Changes in blood vessel function

The decline in oestrogen levels can lead to changes in blood vessel function, including reduced elasticity and an increased tendency for arteries to constrict. These changes can contribute to hypertension and reduced blood flow to the heart.

Greater risk of metabolic syndrome

Metabolic syndrome is a cluster of conditions that increase the risk of heart disease, including obesity, high blood pressure, high blood sugar, and abnormal cholesterol levels. Menopausal women may be at an increased risk of developing metabolic syndrome.

Increased risk of Spontaneous Coronary Artery Dissection

SCAD heart attacks most commonly affect women aged 42-52 (a key time for menopause) and also those during pregnancy – both times where big hormonal changes are taking place. While genetics are thought to play a big role in the risk of having a SCAD heart attack, it’s also thought to be affected by changes in hormone levels.

The Institute’s scientists are undertaking vital research into the causes of SCAD but with SCAD often affecting younger and healthy women, it’s vital that anyone who experiences any symptoms associated with heart attack should seek medical treatment immediately.

Less sleep

The menopausal decline of oestrogen also affects sleeping patterns, especially in the peri-menopausal stage. It can cause night sweats and insomnia. Research has shown that poor sleeping patterns lead to an increased risk of developing heart disease. Aim to get around seven to nine hours a night.

What can you do to lessen your risk of developing heart disease during menopause?

It's important for women going through menopause to take proactive steps to maintain and improve their heart health, including:

Can Hormone Replacement Therapy (HRT) reduce the risk of developing heart disease?

Hormone replacement therapy (HRT) is a medical treatment that involves replacing the hormones oestrogen and progesterone that the body no longer produces in adequate amounts.

HRT can alleviate symptoms associated with menopause, such as hot flashes, mood swings, and vaginal dryness. Some studies have suggested that HRT may have a protective effect by reducing the risk of coronary artery disease and atherosclerosis. However, other studies have shown that HRT can increase the rates of breast cancer, stroke, and blood clots. Therefore, HRT is not typically prescribed for protective effects against heart disease, but rather, is reserved for women with severe or refractory peri-menopausal symptoms.

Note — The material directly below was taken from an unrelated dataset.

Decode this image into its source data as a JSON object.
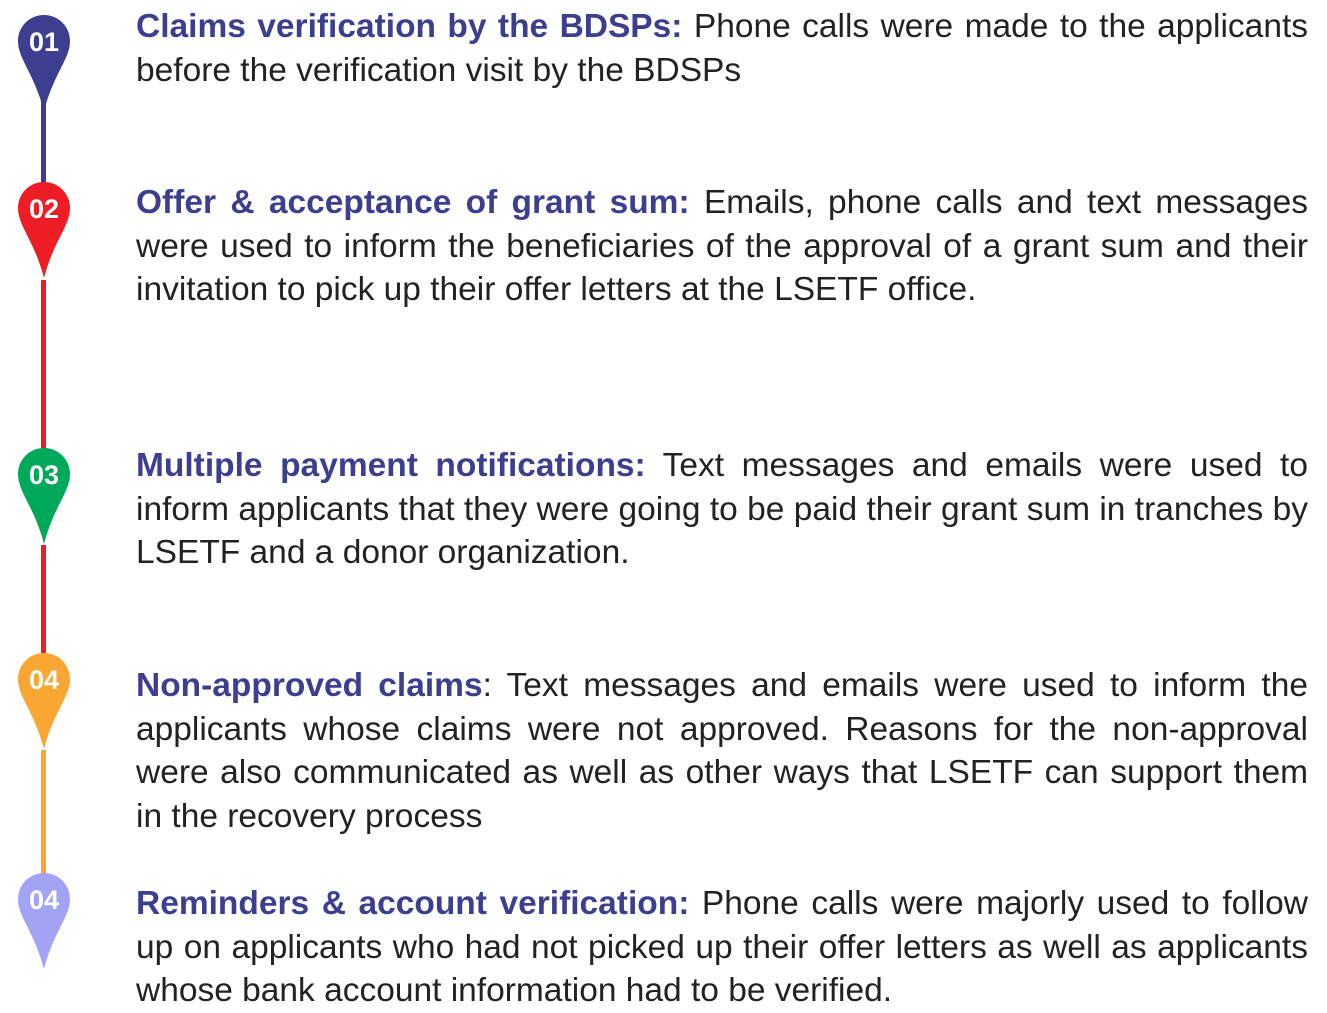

Therefore, the decision to use HRT should be made after a thorough discussion with a healthcare provider, as it comes with its own risks and benefits.

Is HRT safe to take if I have heart disease?

The safety of HRT varies from person to person, depending on factors such as age, the type and duration of HRT, and the presence of other risk factors for heart disease, like smoking, obesity, or a family history of heart problems.

It's essential to consult with your doctor, preferably a cardiologist, to discuss the potential risks and benefits of HRT in your situation.

Are there specific heart health screenings recommended for menopausal women?

There are no specific heart health screenings for women going through menopause but annual Medicare funded heart health checks are free to anyone aged 45 or over 30 if you are from a First Nations background.

Ideally, we should all be keeping an eye on our blood pressure, blood sugar and cholesterol levels so asking your GP to perform these checks is recommended.

And of course, once you reach menopause and your risk of heart disease starts to increase, it’s even more vital to have an annual heart health check.


“There is no family history of heart disease in my family, but I had gained weight in recent years due to the menopause and the doctors think it was a combination of many factors that led to my sudden cardiac arrest."

- Melissa, sudden cardiac arrest patient

Acknowledgement of Country

The Victor Chang Cardiac Research Institute acknowledges Traditional Owners of Country throughout Australia and recognises the continuing connection to lands, waters and communities. We pay our respect to Aboriginal and Torres Strait Islander cultures; and to Elders past and present.

Victor Chang Cardiac Research Institute - The Home of Heart Research for 30 Years